A comparative study of metaheuristic algorithms for the fertilizer optimization problem
MetadataShow full item record
Hard combinatorial optimization (CO) problems pose challenges to traditional algorithmic solutions. The search space usually contains a large number of local optimal points and the computational cost to reach a global optimum may be too high for practical use. In this work, we conduct a comparative study of several state-of-the-art metaheuristic algorithms for hard CO problems solving. Our study is motivated by an industrial application called the Fertilizer Blends Optimization. We focus our study on a number of local search metaheuristics and analyze their performance in terms of both runtime efficiency and solution quality. We show that local search granularity (move step size) and the downhill move probability are two major factors that affect algorithm performance, and we demonstrate how experimental tuning work can be applied to obtain good performance of the algorithms. Our empirical result suggests that the well-known Simulated Annealing (SA) algorithm showed the best performance on the fertilizer problem. The simple Iterated Improvement Algorithm (IIA) also performed surprisingly well by combining strict uphill move and random neighborhood selection. A novel approach, called Delivery Network Model (DNM) algorithm, was also shown to be competitive, but it has the disadvantage of being very sensitive to local search granularity.

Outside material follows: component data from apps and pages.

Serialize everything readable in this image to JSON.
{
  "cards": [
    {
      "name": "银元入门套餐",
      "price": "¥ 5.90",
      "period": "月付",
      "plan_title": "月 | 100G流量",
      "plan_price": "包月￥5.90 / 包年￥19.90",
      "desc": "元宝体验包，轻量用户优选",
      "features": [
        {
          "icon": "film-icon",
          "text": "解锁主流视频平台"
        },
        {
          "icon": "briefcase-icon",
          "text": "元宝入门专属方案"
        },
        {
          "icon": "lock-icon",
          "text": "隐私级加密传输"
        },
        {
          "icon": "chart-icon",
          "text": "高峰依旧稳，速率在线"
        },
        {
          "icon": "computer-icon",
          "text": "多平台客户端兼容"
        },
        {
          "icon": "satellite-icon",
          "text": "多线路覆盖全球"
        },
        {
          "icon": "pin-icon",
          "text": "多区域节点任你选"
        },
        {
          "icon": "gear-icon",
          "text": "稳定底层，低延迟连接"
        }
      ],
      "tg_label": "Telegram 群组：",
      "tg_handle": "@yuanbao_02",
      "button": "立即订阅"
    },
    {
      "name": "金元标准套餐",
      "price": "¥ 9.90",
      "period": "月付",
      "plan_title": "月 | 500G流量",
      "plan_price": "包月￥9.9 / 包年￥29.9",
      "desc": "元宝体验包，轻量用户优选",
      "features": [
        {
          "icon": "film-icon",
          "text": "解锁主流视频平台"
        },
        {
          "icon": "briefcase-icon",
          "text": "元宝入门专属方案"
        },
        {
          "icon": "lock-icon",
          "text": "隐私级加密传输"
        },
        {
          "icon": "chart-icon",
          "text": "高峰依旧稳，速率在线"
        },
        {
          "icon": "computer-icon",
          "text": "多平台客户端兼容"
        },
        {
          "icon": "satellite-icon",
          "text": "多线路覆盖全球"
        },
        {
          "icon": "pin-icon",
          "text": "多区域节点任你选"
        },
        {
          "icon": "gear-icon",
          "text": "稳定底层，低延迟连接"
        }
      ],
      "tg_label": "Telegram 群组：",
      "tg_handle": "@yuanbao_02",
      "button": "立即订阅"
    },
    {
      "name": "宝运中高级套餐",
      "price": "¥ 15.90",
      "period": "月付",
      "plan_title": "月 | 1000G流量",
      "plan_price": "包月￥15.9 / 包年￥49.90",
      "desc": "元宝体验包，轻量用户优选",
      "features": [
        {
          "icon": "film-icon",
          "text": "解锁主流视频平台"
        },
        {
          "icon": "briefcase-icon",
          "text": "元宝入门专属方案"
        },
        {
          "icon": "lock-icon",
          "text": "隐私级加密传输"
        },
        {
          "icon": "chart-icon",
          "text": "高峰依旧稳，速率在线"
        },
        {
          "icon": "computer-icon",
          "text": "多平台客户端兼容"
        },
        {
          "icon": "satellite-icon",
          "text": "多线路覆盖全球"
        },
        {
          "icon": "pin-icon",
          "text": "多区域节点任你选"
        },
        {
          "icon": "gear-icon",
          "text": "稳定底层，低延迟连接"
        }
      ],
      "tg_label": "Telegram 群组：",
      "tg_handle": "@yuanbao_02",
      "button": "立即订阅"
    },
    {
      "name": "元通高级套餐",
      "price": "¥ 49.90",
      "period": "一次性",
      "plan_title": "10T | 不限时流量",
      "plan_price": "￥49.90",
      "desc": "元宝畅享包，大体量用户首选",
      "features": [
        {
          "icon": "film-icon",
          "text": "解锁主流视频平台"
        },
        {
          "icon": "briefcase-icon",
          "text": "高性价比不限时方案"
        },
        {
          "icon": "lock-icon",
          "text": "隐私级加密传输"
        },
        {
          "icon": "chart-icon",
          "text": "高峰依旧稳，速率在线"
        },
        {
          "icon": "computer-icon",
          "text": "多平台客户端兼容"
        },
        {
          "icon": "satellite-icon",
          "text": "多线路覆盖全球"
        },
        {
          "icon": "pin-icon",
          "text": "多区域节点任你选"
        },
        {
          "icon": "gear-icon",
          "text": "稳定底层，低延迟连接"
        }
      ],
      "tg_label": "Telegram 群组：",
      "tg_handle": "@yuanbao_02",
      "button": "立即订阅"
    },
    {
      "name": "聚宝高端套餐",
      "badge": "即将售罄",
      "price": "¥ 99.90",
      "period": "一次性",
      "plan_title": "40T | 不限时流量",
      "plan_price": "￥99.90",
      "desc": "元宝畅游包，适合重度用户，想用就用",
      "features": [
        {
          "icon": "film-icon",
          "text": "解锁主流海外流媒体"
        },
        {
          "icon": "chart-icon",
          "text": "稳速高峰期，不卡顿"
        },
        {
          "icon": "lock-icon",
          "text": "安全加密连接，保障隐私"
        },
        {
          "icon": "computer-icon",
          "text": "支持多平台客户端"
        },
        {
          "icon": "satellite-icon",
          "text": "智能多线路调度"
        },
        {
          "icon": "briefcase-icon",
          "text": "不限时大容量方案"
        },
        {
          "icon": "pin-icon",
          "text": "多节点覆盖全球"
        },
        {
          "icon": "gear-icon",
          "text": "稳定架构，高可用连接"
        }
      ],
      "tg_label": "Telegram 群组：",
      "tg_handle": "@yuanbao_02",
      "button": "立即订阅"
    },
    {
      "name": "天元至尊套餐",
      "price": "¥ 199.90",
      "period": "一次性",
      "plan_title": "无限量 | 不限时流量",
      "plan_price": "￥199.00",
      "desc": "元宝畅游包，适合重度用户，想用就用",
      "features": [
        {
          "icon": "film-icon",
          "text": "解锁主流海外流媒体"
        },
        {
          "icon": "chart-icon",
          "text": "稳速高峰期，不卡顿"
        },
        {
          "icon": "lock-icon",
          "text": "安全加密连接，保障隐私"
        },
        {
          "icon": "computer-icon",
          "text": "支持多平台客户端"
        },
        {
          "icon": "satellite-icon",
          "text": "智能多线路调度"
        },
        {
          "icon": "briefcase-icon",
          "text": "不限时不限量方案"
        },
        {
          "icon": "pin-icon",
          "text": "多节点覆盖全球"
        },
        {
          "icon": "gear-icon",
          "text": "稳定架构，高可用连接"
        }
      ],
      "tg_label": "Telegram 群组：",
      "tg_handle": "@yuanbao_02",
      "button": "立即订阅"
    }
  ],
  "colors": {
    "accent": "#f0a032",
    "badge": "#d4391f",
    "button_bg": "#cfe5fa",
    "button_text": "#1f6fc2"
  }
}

The constructive local search method (GRASP), which combines heuristic space sampling and local search, outperformed IIA without a construction phase; however, the improvement in performance is limited and generally speaking, local search performance is not sensitive to initial search positions in our studied fertilizer problem.
DegreeMaster of Science (M.Sc.)
SupervisorHorsch, Michael C.
CommitteeSpiteri, Raymond J.; Osgood, Nathaniel
Copyright DateAugust 2006